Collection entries
============

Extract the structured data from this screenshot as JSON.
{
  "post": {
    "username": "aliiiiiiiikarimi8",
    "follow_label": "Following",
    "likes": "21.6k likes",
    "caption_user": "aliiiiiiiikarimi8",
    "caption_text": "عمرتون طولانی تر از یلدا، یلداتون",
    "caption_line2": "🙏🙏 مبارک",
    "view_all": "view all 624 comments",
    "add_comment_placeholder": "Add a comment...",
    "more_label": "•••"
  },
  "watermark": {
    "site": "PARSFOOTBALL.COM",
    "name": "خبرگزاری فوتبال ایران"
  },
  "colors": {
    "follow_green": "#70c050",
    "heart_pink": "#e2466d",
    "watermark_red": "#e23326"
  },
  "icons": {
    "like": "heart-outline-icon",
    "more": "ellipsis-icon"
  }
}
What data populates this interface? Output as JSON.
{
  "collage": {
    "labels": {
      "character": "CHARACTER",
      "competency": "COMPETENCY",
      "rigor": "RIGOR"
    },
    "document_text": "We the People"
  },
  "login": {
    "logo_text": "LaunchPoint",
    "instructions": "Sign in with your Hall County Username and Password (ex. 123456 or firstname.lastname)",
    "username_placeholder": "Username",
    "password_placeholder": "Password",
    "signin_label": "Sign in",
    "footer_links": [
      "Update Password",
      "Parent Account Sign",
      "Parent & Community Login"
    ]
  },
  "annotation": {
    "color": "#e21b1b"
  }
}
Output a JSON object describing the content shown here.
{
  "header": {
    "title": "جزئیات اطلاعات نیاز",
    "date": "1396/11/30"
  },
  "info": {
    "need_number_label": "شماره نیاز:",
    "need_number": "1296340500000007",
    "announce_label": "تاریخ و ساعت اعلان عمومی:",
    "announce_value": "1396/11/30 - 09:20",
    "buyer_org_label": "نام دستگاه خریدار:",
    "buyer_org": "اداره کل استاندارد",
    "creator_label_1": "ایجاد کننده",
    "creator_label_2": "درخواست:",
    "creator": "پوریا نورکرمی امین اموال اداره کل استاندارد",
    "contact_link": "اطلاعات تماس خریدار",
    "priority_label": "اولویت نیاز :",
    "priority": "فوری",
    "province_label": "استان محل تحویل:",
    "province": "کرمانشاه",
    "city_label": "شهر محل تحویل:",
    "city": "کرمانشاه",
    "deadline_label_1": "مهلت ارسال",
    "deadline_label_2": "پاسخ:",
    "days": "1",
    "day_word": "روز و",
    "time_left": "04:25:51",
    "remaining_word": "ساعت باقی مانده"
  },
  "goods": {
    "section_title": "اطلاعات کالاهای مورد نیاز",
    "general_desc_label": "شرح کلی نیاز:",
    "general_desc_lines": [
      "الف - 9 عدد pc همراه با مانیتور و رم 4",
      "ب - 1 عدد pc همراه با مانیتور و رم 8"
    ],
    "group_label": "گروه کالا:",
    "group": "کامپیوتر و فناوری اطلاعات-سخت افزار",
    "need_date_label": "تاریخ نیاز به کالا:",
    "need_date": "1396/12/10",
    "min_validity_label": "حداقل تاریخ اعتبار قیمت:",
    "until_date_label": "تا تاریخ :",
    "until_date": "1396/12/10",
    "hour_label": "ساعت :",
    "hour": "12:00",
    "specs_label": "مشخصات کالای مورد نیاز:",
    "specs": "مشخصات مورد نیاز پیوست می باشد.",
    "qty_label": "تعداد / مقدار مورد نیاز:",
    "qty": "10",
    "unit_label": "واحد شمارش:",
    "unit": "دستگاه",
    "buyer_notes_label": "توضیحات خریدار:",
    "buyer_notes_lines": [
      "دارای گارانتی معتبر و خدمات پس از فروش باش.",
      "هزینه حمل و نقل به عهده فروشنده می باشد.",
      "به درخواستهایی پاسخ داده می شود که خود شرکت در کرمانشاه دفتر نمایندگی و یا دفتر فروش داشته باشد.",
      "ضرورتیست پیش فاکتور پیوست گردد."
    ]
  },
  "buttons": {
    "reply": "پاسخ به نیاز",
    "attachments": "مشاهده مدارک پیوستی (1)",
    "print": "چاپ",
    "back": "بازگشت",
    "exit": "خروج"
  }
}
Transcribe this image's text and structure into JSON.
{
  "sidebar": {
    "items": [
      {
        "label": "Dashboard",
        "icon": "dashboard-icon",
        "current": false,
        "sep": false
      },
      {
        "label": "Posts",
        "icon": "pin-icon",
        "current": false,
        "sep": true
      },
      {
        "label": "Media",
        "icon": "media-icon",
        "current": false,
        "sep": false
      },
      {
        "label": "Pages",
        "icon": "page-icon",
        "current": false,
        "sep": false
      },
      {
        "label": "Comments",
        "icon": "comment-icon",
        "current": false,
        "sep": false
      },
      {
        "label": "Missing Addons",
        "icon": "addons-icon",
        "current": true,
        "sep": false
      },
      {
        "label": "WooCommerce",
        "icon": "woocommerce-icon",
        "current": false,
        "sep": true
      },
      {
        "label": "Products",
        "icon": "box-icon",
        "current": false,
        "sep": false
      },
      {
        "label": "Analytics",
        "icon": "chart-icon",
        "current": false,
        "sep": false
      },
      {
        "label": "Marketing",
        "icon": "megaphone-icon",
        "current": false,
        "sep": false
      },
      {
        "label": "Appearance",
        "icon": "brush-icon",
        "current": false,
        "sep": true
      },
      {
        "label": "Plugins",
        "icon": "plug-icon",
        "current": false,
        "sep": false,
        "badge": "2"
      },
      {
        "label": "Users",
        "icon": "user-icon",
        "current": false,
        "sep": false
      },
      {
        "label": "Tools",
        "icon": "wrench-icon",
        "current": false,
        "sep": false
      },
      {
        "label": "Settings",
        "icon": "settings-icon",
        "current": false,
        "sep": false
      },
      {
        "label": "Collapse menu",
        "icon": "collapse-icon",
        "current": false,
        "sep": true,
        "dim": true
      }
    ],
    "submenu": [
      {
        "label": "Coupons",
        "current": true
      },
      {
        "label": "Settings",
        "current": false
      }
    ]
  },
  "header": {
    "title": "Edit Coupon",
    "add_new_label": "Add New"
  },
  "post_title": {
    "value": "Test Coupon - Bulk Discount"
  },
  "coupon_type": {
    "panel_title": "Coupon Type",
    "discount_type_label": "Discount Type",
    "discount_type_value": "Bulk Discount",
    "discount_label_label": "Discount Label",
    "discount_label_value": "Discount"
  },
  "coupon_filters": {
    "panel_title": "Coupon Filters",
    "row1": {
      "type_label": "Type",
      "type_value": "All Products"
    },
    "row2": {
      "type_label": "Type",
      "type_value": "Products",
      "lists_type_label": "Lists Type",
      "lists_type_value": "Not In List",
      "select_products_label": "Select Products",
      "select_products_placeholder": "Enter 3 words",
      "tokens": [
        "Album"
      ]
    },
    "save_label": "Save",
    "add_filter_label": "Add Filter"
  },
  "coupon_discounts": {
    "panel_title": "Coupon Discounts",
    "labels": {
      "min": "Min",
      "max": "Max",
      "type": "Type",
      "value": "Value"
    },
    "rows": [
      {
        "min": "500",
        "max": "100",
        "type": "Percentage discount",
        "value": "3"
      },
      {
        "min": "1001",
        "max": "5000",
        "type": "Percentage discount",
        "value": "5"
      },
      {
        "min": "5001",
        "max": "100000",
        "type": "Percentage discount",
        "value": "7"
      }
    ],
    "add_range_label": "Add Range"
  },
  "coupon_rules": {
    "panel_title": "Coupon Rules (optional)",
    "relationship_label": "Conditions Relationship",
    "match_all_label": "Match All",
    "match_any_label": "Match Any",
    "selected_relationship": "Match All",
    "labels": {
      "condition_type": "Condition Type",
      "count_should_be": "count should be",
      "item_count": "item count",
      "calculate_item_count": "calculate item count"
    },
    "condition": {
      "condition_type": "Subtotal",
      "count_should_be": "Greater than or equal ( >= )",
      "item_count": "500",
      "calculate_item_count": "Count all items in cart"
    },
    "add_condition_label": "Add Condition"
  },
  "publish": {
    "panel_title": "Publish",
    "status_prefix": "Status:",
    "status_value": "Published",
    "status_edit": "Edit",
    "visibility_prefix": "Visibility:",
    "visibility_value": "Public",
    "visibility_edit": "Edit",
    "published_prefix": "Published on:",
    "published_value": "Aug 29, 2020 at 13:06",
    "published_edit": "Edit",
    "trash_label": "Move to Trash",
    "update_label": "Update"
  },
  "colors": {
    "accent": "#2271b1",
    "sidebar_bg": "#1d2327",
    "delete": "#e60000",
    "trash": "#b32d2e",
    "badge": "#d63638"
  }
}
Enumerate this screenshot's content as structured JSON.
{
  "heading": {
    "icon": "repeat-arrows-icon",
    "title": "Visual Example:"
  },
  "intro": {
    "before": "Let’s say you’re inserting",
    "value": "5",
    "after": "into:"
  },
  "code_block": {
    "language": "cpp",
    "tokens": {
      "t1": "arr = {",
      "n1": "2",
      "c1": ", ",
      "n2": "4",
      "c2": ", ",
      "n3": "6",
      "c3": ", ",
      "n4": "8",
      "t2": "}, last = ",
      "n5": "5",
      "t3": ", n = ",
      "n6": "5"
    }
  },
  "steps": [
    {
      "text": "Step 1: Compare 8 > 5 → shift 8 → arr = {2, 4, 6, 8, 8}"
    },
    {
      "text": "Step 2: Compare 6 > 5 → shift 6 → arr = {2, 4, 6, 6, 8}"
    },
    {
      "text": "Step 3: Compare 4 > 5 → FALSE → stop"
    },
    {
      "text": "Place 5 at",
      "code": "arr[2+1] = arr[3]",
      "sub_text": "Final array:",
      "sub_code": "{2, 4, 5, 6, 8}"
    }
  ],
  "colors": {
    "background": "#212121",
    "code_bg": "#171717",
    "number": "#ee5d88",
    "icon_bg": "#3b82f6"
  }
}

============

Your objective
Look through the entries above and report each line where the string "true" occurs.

Completed exercise
        "sep": true
        "current": true,
        "sep": true
        "sep": true
        "sep": true,
        "dim": true
        "current": true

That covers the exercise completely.